This is an archived article and the information in the article may be outdated. Please look at the time stamp on the story to see when it was last updated.

ST. LOUIS – St. Louis Aldermen are pushing legislation to convince voters to reverse themselves and keep all 28 aldermen.

Under a ballot measure approved by voters in 2012, the number of wards and aldermen will be cut in half. You'll have 14 aldermen instead of the current 28.

Aldermen John Collins-Muhammad is leading the charge to try to put another measure on the ballot to undo the last vote.

His bill has already passed one hurdle on the board and now needs a final vote.

Muhammad says the poorer areas of the city would lose political muscle if the number of aldermen is reduced.

Currently, aldermen are paid $37,000 a year, plus a $4,200 a year in expenses.

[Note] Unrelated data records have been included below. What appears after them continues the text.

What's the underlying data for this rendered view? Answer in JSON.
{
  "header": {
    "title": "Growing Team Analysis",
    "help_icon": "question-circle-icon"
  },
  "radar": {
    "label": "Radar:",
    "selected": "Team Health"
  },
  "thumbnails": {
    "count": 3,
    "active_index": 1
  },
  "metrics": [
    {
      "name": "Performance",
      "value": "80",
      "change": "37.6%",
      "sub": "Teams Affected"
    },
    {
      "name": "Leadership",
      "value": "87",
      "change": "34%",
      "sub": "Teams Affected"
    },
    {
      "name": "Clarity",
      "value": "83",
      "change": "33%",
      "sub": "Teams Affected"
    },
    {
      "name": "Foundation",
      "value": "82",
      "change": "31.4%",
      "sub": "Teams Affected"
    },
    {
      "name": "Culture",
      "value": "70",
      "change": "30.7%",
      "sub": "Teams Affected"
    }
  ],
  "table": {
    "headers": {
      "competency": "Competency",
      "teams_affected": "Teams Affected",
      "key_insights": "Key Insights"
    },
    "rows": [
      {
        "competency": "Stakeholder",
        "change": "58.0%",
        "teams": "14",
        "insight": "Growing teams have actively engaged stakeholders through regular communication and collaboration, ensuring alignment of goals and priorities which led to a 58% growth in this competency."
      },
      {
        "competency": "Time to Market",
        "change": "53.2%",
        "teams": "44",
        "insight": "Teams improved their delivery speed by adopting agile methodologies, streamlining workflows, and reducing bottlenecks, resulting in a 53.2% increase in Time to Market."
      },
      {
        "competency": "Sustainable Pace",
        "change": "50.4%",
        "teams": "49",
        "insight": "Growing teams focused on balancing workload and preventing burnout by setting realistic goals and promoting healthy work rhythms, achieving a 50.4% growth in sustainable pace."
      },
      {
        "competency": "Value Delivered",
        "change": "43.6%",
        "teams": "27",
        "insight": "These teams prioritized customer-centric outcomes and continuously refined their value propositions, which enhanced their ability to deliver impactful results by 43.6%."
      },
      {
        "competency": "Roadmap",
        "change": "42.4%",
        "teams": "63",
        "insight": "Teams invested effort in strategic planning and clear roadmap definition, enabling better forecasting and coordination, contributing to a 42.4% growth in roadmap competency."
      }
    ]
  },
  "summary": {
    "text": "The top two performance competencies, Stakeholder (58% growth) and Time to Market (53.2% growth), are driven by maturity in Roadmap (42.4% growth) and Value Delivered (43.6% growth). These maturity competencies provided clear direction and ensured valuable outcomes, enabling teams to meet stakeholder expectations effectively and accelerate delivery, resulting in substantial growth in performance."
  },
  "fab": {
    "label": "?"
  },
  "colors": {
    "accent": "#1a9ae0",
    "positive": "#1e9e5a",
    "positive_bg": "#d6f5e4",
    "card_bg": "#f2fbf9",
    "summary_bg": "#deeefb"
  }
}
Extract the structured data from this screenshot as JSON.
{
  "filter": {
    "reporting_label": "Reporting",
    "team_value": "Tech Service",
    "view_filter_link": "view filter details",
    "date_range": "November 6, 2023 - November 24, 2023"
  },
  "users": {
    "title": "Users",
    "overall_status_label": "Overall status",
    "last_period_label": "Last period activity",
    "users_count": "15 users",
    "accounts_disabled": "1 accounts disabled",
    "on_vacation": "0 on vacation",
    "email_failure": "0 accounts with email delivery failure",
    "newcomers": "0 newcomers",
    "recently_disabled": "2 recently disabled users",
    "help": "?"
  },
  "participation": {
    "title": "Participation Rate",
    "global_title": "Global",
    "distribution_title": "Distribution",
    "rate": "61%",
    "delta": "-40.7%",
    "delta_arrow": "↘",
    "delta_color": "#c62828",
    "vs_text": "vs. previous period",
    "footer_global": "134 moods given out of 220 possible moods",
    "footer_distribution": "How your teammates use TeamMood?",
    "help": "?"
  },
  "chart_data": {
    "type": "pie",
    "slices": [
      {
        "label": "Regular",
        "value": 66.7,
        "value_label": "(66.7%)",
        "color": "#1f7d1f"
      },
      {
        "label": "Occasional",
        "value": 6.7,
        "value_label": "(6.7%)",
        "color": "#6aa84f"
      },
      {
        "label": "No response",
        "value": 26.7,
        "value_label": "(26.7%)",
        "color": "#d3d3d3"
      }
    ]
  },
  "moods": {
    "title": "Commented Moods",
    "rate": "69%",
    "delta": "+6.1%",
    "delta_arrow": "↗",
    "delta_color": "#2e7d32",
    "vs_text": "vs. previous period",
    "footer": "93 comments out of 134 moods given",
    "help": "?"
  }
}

The City of St. Louis has had 28 aldermen since the city had a population of 850,000 people. Now the population is 308,000 and you still have 28 aldermen.

Voters approved the measure to at the time to increase efficiency in government and to save money.

They recommended the ballot measure to voters who passed it.

Mayor Lyda Krewson was an alderwoman at the time and voted for the reduction.

She says she'll veto Muhammad's bill if it passes the board. That means he'd have to round up more votes to override the Mayor's veto.

Notice: you are using an outdated browser. Microsoft does not recommend using IE as your default browser. Some features on this website, like video and images, might not work properly. For the best experience, please upgrade your browser.